##### LISTED ENTRIES

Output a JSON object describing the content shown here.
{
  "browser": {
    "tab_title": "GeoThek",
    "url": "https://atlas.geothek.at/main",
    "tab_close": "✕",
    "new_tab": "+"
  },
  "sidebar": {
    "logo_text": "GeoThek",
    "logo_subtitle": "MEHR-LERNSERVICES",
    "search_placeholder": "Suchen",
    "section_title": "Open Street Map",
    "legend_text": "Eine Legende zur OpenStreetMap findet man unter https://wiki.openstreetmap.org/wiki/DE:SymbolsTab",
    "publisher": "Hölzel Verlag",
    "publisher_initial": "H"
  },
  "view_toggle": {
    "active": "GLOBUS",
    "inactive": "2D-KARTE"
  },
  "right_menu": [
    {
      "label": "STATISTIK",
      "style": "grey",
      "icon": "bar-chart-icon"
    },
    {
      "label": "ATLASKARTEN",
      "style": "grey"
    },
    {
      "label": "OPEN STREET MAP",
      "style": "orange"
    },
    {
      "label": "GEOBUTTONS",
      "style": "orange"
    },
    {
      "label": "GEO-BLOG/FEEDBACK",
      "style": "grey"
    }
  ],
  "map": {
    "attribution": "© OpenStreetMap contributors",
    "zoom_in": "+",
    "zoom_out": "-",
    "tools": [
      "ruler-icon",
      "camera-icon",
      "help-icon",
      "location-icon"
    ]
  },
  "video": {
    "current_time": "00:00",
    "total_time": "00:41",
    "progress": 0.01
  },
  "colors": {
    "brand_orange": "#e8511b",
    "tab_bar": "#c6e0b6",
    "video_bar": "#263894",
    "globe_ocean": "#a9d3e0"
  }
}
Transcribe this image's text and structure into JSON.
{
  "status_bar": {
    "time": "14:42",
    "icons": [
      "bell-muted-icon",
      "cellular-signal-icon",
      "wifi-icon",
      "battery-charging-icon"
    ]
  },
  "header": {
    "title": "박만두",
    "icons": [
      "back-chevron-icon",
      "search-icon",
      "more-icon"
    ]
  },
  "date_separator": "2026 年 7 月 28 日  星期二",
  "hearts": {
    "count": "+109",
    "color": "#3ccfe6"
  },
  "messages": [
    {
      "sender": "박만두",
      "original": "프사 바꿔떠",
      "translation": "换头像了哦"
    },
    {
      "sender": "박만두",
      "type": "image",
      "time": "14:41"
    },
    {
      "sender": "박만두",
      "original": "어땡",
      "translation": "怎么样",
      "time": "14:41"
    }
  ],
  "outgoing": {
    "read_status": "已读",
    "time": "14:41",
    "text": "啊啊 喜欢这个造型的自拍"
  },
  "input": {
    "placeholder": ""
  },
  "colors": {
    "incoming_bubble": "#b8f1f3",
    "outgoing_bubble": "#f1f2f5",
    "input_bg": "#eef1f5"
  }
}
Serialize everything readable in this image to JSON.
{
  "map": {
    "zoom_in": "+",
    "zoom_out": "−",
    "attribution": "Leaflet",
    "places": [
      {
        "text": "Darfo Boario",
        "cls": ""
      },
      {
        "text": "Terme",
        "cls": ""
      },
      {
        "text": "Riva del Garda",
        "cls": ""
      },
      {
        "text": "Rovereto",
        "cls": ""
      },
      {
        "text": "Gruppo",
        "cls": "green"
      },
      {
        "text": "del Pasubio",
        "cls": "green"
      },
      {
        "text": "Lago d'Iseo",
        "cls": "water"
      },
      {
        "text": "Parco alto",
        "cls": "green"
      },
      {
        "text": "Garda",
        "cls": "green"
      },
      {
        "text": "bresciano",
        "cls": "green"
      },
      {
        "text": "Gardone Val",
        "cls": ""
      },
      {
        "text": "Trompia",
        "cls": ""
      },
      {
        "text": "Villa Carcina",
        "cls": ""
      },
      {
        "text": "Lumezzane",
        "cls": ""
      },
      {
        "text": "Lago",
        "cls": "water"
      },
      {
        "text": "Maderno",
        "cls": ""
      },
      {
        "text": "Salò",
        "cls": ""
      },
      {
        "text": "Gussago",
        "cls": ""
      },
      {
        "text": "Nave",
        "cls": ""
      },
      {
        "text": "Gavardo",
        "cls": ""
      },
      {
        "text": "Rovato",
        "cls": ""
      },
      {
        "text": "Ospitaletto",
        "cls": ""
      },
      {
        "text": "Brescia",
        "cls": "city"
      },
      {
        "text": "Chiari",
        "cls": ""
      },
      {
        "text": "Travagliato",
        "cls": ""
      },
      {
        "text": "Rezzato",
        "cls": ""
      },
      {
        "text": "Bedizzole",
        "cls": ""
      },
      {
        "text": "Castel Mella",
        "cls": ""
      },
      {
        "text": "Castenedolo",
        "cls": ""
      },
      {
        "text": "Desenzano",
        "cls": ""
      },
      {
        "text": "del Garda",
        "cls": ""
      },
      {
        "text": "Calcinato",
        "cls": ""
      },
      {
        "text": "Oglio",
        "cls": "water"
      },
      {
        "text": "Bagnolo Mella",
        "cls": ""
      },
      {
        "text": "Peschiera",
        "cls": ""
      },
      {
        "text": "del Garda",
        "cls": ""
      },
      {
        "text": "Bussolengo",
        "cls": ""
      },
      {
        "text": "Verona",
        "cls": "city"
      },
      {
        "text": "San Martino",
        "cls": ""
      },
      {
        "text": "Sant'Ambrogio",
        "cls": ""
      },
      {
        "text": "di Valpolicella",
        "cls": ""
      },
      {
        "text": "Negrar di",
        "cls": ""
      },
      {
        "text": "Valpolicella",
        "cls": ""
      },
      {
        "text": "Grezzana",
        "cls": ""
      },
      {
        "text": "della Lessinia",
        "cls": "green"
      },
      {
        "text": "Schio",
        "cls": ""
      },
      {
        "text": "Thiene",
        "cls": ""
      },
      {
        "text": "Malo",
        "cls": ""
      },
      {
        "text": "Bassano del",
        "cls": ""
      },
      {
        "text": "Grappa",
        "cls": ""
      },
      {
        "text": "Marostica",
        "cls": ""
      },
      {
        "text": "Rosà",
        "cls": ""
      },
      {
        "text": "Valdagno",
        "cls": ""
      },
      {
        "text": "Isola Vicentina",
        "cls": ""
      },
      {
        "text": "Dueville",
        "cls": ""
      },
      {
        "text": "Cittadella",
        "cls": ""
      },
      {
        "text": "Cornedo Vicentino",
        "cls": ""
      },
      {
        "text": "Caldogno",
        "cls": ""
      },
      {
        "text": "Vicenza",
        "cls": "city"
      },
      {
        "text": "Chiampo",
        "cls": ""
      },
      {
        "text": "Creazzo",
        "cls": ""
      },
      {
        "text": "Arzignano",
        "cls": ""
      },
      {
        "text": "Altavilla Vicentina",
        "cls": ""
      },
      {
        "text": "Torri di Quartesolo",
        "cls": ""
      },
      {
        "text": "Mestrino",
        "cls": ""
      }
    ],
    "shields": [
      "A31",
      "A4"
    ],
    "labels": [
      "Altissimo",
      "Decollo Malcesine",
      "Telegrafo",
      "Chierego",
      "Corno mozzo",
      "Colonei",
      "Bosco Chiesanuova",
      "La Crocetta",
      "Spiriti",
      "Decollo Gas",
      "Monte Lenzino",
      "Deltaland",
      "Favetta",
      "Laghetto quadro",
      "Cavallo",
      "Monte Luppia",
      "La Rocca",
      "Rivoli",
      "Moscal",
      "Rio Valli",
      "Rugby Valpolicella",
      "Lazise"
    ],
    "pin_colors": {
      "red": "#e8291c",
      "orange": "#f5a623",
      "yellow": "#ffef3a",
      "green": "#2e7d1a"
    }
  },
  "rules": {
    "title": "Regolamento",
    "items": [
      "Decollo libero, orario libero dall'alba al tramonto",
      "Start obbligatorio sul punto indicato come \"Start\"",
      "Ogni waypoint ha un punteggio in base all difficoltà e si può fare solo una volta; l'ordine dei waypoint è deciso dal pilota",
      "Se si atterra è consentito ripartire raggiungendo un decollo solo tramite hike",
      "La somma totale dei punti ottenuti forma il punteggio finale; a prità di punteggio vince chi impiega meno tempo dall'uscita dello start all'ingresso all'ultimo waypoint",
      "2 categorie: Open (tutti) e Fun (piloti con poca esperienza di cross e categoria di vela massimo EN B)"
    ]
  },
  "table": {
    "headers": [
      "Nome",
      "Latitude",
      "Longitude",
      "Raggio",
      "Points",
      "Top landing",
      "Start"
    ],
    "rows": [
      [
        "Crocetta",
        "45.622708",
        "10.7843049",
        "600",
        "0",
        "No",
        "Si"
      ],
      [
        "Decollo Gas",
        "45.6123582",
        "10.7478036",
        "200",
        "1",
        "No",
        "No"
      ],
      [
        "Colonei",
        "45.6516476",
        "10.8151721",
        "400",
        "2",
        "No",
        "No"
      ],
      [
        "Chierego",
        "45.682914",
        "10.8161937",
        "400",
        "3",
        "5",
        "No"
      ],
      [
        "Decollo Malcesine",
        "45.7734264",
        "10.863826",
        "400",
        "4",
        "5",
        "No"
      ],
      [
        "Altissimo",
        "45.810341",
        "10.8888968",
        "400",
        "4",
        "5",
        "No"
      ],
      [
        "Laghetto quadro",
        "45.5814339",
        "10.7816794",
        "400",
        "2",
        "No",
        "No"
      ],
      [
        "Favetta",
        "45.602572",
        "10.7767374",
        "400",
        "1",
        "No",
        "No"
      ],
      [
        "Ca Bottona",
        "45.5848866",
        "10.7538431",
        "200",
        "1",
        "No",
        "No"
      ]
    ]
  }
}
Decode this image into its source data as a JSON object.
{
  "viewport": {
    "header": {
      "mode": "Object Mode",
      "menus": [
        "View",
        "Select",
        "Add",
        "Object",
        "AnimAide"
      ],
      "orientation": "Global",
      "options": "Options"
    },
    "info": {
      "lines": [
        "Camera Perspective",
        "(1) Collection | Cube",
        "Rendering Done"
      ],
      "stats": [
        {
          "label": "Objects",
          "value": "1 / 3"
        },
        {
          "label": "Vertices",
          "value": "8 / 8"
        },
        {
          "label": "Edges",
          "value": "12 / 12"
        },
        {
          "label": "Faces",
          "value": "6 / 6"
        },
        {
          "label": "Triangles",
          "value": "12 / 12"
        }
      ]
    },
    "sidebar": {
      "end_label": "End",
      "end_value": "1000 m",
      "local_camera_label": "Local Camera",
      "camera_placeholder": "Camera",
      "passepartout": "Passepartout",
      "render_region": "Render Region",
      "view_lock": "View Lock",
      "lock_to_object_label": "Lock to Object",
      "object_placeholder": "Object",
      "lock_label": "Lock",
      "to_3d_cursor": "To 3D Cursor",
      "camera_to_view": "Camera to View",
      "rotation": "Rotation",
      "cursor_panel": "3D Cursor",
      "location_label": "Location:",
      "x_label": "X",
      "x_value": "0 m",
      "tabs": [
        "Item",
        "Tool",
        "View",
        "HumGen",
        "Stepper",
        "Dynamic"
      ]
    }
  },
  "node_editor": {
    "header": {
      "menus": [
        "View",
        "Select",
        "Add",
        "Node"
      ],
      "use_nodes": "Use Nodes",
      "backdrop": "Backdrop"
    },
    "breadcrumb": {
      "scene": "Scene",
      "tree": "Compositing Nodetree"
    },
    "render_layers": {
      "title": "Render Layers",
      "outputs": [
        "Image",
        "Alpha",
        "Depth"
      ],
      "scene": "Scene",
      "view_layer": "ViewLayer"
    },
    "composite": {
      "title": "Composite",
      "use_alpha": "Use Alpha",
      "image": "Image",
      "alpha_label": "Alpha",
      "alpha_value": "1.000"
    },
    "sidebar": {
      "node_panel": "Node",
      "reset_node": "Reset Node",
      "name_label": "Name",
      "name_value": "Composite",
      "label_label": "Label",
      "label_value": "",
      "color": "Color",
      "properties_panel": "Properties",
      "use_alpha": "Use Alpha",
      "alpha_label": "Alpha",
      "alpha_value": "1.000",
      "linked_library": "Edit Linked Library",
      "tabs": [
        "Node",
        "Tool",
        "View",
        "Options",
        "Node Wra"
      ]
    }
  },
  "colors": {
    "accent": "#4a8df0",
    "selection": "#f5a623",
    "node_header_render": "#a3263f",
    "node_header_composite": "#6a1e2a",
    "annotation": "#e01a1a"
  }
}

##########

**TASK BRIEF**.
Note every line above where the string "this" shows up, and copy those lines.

**TASK OUTPUT**.
Transcribe this image's text and structure into JSON.
Serialize everything readable in this image to JSON.
Decode this image into its source data as a JSON object.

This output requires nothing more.